──────── DATA RECORDS
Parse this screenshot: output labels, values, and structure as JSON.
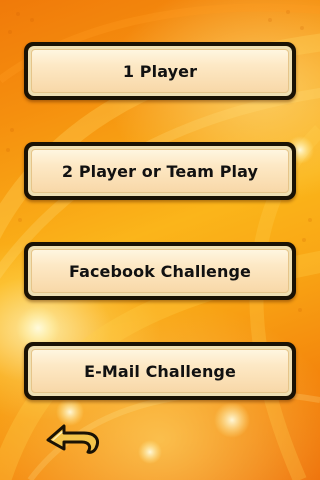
{
  "menu": {
    "items": [
      {
        "label": "1 Player"
      },
      {
        "label": "2 Player or Team Play"
      },
      {
        "label": "Facebook Challenge"
      },
      {
        "label": "E-Mail Challenge"
      }
    ]
  },
  "navigation": {
    "back_icon": "back-arrow-icon"
  },
  "colors": {
    "background_orange": "#f58f0e",
    "background_yellow": "#fbb51a",
    "button_face": "#fde9c6",
    "button_border": "#1a1204",
    "label_text": "#111111",
    "back_arrow_fill": "#f4c44a"
  }
}
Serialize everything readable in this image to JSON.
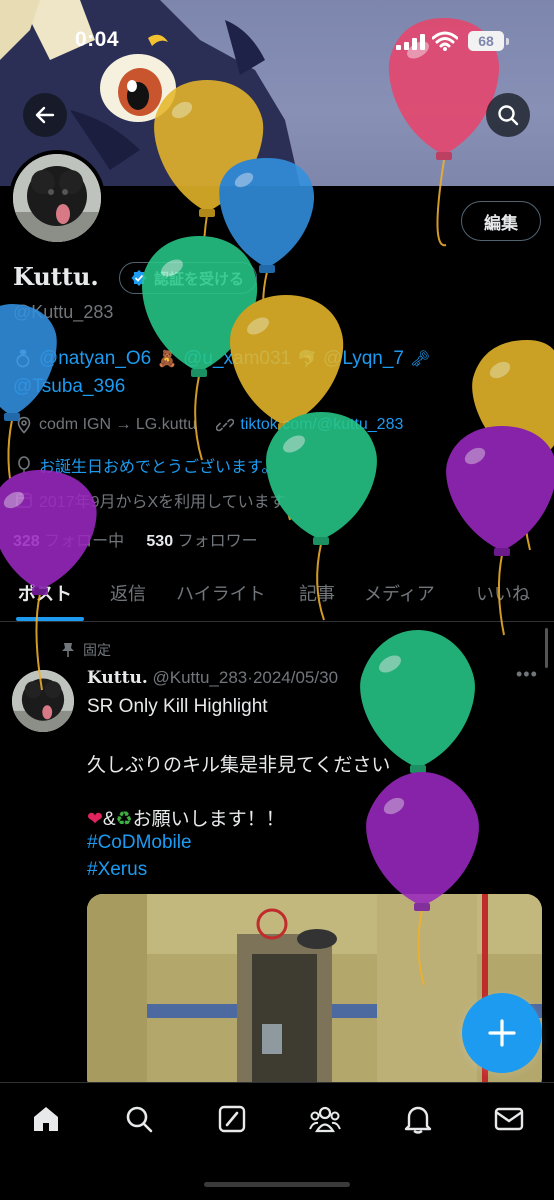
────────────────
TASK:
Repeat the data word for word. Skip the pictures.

ANSWER BOX:
Parse this screenshot: output labels, values, and structure as JSON.
{
  "menu": {
    "items": [
      {
        "label": "1 Player"
      },
      {
        "label": "2 Player or Team Play"
      },
      {
        "label": "Facebook Challenge"
      },
      {
        "label": "E-Mail Challenge"
      }
    ]
  },
  "navigation": {
    "back_icon": "back-arrow-icon"
  },
  "colors": {
    "background_orange": "#f58f0e",
    "background_yellow": "#fbb51a",
    "button_face": "#fde9c6",
    "button_border": "#1a1204",
    "label_text": "#111111",
    "back_arrow_fill": "#f4c44a"
  }
}
Serialize everything readable in this image to JSON.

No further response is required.